Data records for software interfaces:

* * * * * * *

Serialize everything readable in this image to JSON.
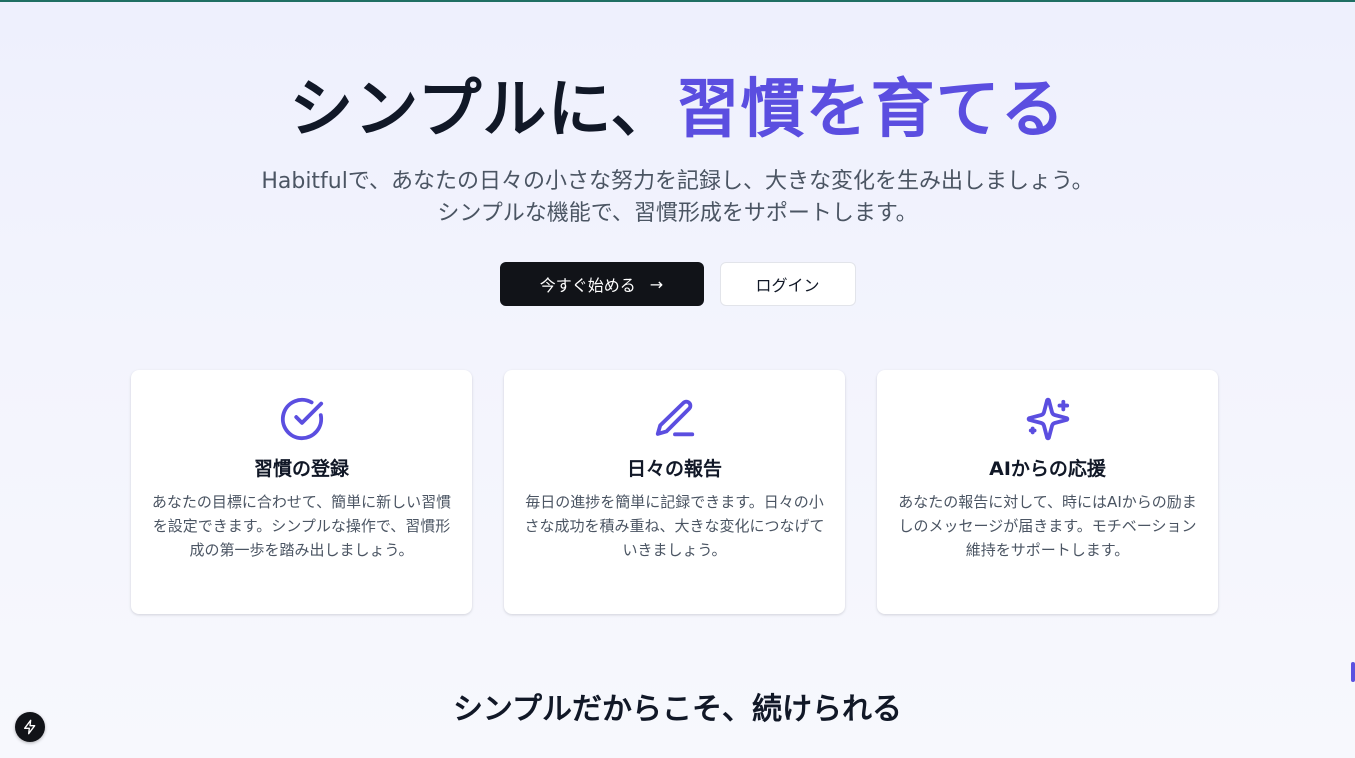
{
  "hero": {
    "title_main": "シンプルに、",
    "title_accent": "習慣を育てる",
    "subtitle_line1": "Habitfulで、あなたの日々の小さな努力を記録し、大きな変化を生み出しましょう。",
    "subtitle_line2": "シンプルな機能で、習慣形成をサポートします。",
    "primary_button": "今すぐ始める",
    "primary_button_arrow": "→",
    "secondary_button": "ログイン"
  },
  "features": [
    {
      "icon": "check-circle-icon",
      "title": "習慣の登録",
      "description": "あなたの目標に合わせて、簡単に新しい習慣を設定できます。シンプルな操作で、習慣形成の第一歩を踏み出しましょう。"
    },
    {
      "icon": "pencil-icon",
      "title": "日々の報告",
      "description": "毎日の進捗を簡単に記録できます。日々の小さな成功を積み重ね、大きな変化につなげていきましょう。"
    },
    {
      "icon": "sparkles-icon",
      "title": "AIからの応援",
      "description": "あなたの報告に対して、時にはAIからの励ましのメッセージが届きます。モチベーション維持をサポートします。"
    }
  ],
  "section": {
    "title": "シンプルだからこそ、続けられる"
  },
  "colors": {
    "accent": "#5b4ee0",
    "dark": "#111318",
    "text_muted": "#4b5563"
  },
  "fab_icon": "lightning-icon"
}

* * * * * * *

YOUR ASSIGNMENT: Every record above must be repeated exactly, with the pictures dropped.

RESULT OF THE TASK:
Serialize everything readable in this image to JSON.
{
  "hero": {
    "title_main": "シンプルに、",
    "title_accent": "習慣を育てる",
    "subtitle_line1": "Habitfulで、あなたの日々の小さな努力を記録し、大きな変化を生み出しましょう。",
    "subtitle_line2": "シンプルな機能で、習慣形成をサポートします。",
    "primary_button": "今すぐ始める",
    "primary_button_arrow": "→",
    "secondary_button": "ログイン"
  },
  "features": [
    {
      "icon": "check-circle-icon",
      "title": "習慣の登録",
      "description": "あなたの目標に合わせて、簡単に新しい習慣を設定できます。シンプルな操作で、習慣形成の第一歩を踏み出しましょう。"
    },
    {
      "icon": "pencil-icon",
      "title": "日々の報告",
      "description": "毎日の進捗を簡単に記録できます。日々の小さな成功を積み重ね、大きな変化につなげていきましょう。"
    },
    {
      "icon": "sparkles-icon",
      "title": "AIからの応援",
      "description": "あなたの報告に対して、時にはAIからの励ましのメッセージが届きます。モチベーション維持をサポートします。"
    }
  ],
  "section": {
    "title": "シンプルだからこそ、続けられる"
  },
  "colors": {
    "accent": "#5b4ee0",
    "dark": "#111318",
    "text_muted": "#4b5563"
  },
  "fab_icon": "lightning-icon"
}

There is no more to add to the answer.